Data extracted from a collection
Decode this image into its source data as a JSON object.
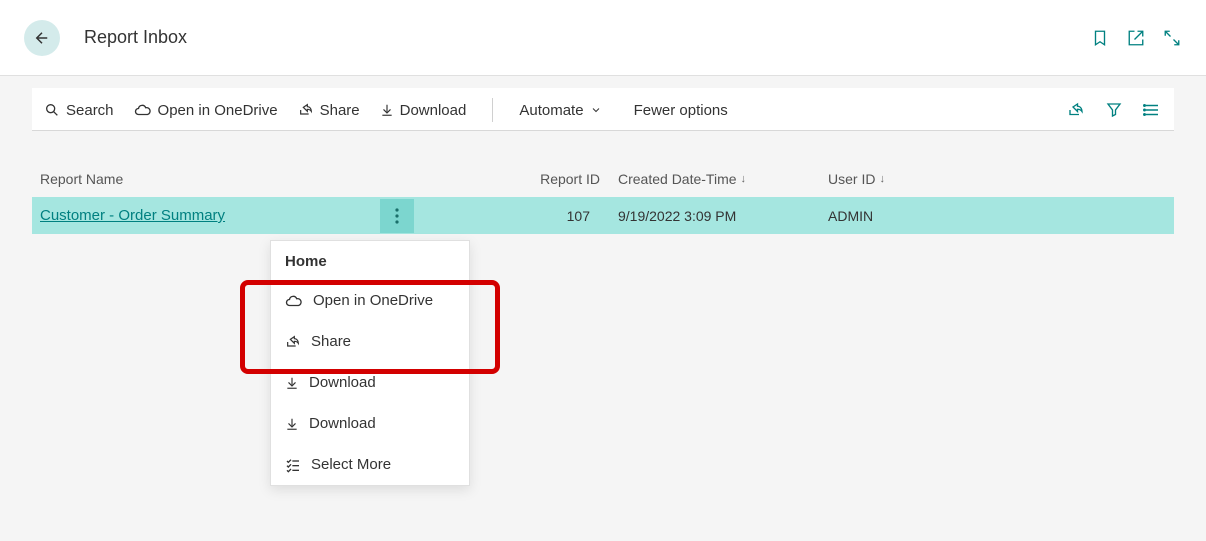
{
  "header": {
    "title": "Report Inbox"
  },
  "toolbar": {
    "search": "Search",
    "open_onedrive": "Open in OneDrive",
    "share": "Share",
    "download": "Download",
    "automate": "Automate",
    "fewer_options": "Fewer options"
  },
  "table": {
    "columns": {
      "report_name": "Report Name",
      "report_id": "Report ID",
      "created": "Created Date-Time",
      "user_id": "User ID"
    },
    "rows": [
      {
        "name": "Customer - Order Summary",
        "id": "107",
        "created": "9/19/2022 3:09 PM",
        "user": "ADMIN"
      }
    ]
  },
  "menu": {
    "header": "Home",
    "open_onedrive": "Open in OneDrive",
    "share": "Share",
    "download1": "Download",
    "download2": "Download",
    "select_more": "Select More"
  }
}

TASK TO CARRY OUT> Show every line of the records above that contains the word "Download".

PROBLEM SOLUTION>
    "download": "Download",
    "download1": "Download",
    "download2": "Download",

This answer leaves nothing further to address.